Georgia's Temporary Capitol Building
The building that houses Macon's City Hall was constructed in 1837 as headquarters for the Monroe Railroad and Banking Company. In 1845, the Greek Revival temple-style building was converted into Macon's first "fire-proof" cotton warehouse. It was one of the largest such facilities in the state, capable of accommodating 6,000 bales of cotton. The City of Macon acquired the building in 1860 and, after extensive renovation, made it the seat of city government in early 1861. Flanking wings were added to the original structure in 1904, and further alterations were made later in the twentieth century.
As Federal armies poured into northwest Georgia in September 1863, Macon increasingly became a Confederate hospital center. Between then and November 1864, City Hall was pressed into service, becoming known temporarily as "City Hall Hospital." Housing approximately 150 casualties from the fighting at Chickamauga, Resaca, Kennesaw Mountain, and especially from the battles around Atlanta, it included a dispensary and other offices on the first floor, with patients in five wards spread over the first and second floors.
Then as Union Major General William T. Sherman's forces moved on the Georgia capital of Milledgeville in mid-November 1864, Governor Joseph E. Brown and the General Assembly removed to Macon. After asking that patients be transferred to other facilities, Macon's Mayor Stephen Collins was able to offer City Hall as a temporary State Capitol Building. He described it as having "two large rooms suitable for the Legislature and five smaller rooms for offices, besides a large enclosed and covered space for store room." Governor Brown accepted, and Georgia's last legislative session under Confederate authority was held here from February 16 to March 11, 1865. The March term of the Georgia Supreme Court was also conducted here.
As the forces of Union Major General James H. Wilson entered Macon on April 20, 1865, a Confederate sentry guarding City Hall was shot and killed on the porch by members of the 17th Indiana Mounted Infantry.
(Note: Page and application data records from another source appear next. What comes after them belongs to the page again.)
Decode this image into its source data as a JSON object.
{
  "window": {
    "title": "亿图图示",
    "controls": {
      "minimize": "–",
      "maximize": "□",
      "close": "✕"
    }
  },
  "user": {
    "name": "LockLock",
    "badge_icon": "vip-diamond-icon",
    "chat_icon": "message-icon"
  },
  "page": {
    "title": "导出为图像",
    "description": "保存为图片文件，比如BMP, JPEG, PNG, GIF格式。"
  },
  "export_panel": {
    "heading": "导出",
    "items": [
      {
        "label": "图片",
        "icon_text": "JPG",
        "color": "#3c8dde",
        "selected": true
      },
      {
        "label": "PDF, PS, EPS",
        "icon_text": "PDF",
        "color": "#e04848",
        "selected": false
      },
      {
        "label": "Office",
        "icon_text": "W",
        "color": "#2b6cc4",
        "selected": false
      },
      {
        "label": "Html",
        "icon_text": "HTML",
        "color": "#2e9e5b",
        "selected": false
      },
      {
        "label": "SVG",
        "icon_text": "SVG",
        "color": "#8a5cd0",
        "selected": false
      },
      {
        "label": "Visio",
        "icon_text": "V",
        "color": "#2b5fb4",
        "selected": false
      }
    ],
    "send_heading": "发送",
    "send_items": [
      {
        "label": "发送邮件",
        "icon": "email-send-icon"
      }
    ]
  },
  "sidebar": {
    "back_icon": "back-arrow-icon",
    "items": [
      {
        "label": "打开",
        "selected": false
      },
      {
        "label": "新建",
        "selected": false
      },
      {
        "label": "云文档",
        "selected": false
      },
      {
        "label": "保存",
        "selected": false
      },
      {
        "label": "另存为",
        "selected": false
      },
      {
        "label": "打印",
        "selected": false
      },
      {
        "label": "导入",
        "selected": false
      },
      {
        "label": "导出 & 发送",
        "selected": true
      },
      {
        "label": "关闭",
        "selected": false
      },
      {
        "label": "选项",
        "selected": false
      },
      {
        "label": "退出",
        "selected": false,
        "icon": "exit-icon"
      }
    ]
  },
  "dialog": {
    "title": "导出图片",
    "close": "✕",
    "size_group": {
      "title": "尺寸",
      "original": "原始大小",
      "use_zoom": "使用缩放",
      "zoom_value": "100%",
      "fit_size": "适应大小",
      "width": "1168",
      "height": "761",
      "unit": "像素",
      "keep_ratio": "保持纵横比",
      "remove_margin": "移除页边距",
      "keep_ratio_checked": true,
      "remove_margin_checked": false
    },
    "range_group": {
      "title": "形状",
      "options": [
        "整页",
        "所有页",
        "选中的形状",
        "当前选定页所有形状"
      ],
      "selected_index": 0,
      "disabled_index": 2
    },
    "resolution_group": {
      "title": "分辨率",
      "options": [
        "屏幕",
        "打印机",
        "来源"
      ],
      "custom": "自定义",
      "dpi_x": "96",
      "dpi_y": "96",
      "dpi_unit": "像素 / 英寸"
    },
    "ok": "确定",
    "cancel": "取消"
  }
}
Later that night, Confederate Major General Howell Cobb and four subordinates, Major General Gustavus W. Smith, and Brigadier Generals William W. Mackall, Hugh Mercer and Felix Robertson, surrendered unconditionally to Wilson at this site.
(Sidebar): Along one side of this intersection at First and Poplar Streets is a monument erected in 1911 to honor the women of the Confederacy. Its figures represent women's contributions to the war effort in the areas of sewing, nursing and domestic service. And fronting Civic Square on First Street is the 1884 Gothic Revival building which housed the Macon Volunteer Armory. The Volunteers were Macon's first "home guards", or militia unit, organized in 1825. Their dedicated service in defense of the Confederacy is commemorated in the terra cotta masks of Generals Robert E. Lee and Thomas J (Stonewall) Jackson in their places of honor above the Armory's central doorway.